Dataset rows for apps and sites:
^^^^^^^^^^^^^^^^
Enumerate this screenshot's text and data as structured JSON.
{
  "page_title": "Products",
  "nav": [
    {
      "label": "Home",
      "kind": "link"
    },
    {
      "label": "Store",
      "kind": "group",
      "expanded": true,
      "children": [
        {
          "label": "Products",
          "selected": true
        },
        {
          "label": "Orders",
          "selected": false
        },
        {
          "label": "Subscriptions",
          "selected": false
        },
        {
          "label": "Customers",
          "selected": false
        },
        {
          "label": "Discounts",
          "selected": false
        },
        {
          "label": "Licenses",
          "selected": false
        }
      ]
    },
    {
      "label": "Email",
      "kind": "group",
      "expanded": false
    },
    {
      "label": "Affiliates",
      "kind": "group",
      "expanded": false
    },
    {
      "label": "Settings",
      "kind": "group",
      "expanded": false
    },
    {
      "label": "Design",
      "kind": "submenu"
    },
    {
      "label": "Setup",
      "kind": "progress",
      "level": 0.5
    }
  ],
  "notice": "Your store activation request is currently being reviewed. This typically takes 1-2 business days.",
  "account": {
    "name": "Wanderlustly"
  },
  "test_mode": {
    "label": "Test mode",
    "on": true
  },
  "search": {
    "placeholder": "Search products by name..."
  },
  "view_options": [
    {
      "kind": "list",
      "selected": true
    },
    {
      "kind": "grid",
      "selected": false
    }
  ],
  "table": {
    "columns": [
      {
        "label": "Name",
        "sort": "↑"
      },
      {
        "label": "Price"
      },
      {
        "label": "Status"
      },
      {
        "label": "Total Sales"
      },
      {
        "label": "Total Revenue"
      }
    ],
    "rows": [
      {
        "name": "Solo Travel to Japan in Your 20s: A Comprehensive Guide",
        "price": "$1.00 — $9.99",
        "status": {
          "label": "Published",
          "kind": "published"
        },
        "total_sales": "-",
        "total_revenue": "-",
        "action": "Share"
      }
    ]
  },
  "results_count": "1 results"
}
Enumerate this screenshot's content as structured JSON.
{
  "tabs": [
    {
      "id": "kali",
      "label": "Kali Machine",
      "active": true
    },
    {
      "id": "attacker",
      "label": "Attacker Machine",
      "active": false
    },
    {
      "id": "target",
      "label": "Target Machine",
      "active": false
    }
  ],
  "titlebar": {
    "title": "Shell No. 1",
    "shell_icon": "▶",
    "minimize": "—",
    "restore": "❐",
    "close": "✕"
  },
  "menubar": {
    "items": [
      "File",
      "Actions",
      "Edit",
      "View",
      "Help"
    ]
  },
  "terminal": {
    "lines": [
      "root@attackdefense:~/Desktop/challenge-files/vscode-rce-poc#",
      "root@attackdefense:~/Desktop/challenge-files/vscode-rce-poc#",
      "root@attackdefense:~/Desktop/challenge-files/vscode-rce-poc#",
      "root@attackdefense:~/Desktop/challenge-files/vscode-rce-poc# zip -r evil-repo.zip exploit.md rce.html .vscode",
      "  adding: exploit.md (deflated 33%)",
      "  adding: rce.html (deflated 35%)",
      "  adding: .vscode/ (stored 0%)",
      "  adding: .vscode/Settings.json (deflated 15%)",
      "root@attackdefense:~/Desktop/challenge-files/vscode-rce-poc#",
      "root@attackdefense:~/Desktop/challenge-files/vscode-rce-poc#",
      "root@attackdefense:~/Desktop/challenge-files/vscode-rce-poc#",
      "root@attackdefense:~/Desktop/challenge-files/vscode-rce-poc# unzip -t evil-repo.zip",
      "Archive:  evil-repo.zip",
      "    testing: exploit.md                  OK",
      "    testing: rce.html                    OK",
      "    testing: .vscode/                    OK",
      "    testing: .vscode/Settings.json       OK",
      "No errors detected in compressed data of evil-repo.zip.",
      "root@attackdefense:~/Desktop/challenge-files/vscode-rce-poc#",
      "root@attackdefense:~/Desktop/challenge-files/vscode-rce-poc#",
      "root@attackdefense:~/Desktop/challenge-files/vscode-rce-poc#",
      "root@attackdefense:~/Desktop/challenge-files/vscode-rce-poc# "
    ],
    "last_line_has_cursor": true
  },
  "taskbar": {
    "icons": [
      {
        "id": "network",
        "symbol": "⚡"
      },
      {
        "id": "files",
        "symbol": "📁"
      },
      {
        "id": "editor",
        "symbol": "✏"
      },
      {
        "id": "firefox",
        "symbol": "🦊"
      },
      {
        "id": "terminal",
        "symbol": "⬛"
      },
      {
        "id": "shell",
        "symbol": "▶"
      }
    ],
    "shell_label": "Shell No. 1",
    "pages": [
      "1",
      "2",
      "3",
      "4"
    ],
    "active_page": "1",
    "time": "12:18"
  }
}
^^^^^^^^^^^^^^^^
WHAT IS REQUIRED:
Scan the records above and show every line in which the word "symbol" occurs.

EXPECTED ANSWER:
        "symbol": "⚡"
        "symbol": "📁"
        "symbol": "✏"
        "symbol": "🦊"
        "symbol": "⬛"
        "symbol": "▶"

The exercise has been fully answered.